Two takeaways from the time management portion; plan your day, be “scripted not reactive”, and we all need to “own the morning”.
One major takeaway from the client relationship portion; don’t be a dickhead.
Additionally, here are a couple quotes I enjoyed from this first part of the presentation;
“Find the people who are having the most success, and do what they do.” Andrew Saul, PhD
“People will continue to pay you money if you make them feel better.” Michael Boyle
“No dickheads.” from the book Legacy
In the second portion of Marco’s presentation, Programming Assessments and Interventions in Adult Populations, Marco spoke about simple assessments when training adults in group populations. Marco recommended looking at a couple assessments that will give you a quick understanding of how an adult will move; the active straight leg raise, shoulder mobility, and the toe touch. Combined this might take all of 5 minutes and you’ll have a quick assessments of where and adult is the minute they walk in the door. Simple but brilliant.
A couple quotes from this portion of his presentation;
“Assessments are in place to avoid mistakes.”
Systems are in place for long term success.”
“Do your job.”
Anna Hartman: Creating a Resilient Athlete: Assessing and Restoring Biomechanical Tune
Anna Hartman is a name that has gained a lot of steam lately and as a result was someone that I was looking forward to hearing speak. For those that don’t know, Anna is a physical therapist who recently opened her own business in Arizona called Movement REV, but previous spent time working at EXOS (formerly Athletes Performance) as the Director of Physical Therapy. Not a bad gig!

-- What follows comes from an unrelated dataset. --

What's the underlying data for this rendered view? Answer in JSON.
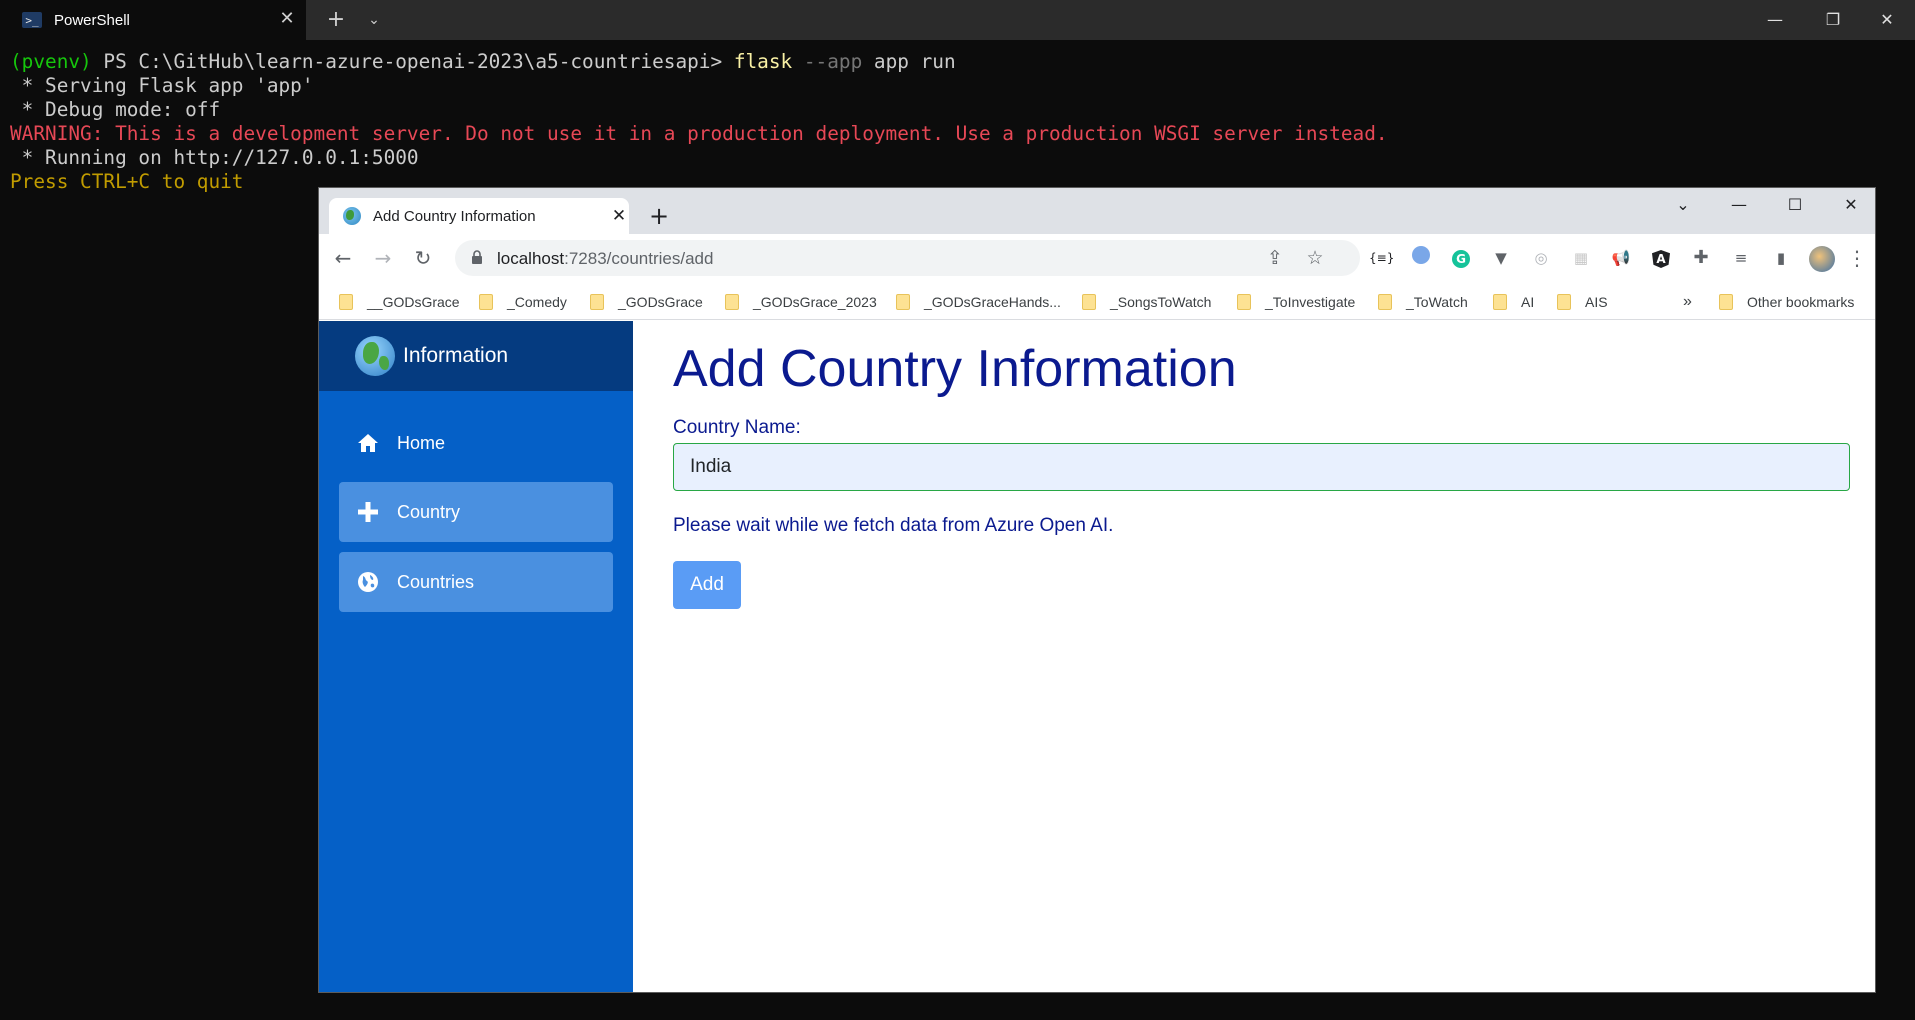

Anna spoke on Dr. Phillip Beach’s research on “recovery positions” and their implications for the athletic populations. Dr. Beach calls these recovery positions “archetypal postures of repose” which allow the body to rest and recover. The 12 positions are:
- Side Lying
- Half Lotus
- Side Sitting
- Long Sit
- Japanese Sitting
- Toe Sitting
- Full Squat
By your ability to sit in any or all of these positions comfortably, you can assess your bodies “biomechanical tune”. It is some interesting stuff that is hard to wrap your head around. My advice would be to do a little research and try some of the positions on yourself. I have been doing some at night after a long day and I seem to be recovering better from day to day. Coincidence? Placebo effect? Maybe on both accounts, but it can’t hurt to give them a try.
Michael Boyle: 25 Mistakes in 25 Years
It is always a pleasure to hear Mike speak — I always learn something that I can literally put into action the next day. Mike also makes complicated things seem simple, which certainly helps me understand concepts that I don’t know if I would have understood otherwise.
Mike spoke about mistakes that he has made over the course of his career in hopes that others will learn from his mistakes. Here are a few of the mistakes that hit home with me.
- Thinking I Knew It All: Sometimes as coaches we think we have all the answers, but usually we don’t. Be willing to steal good ideas from other coaches. Smart people change their minds, talk less but say more, stay teachable, and always ask questions.
- Square Pegs, Round Holes: As much as we can try to design the perfect program, there is no perfect program that is going to work for everyone. We as coaches need to be willing to lateralize off of our original program to put each athlete into the best position possible to be successful. This means we may have to ditch some of our favorite exercises with certain athletes.
- Confusing Disagree with Dislike: I personally think this is a huge problem in our industry. If we disagree with another coach, we seem to automatically dislike them. Just because someone has a different opinion on training it doesn’t mean they are a bad person…and who knows, they may actually be correct!
- Neglecting My Own Health: This one hit home for me as many of my goals for the new year revolve around taking better care of myself. More sleep. Less coffee. Consistent strength training. Consistent conditioning. Consistent dietary habits. Get out of the weight room when you don’t have groups/teams. It’s a marathon not a sprint.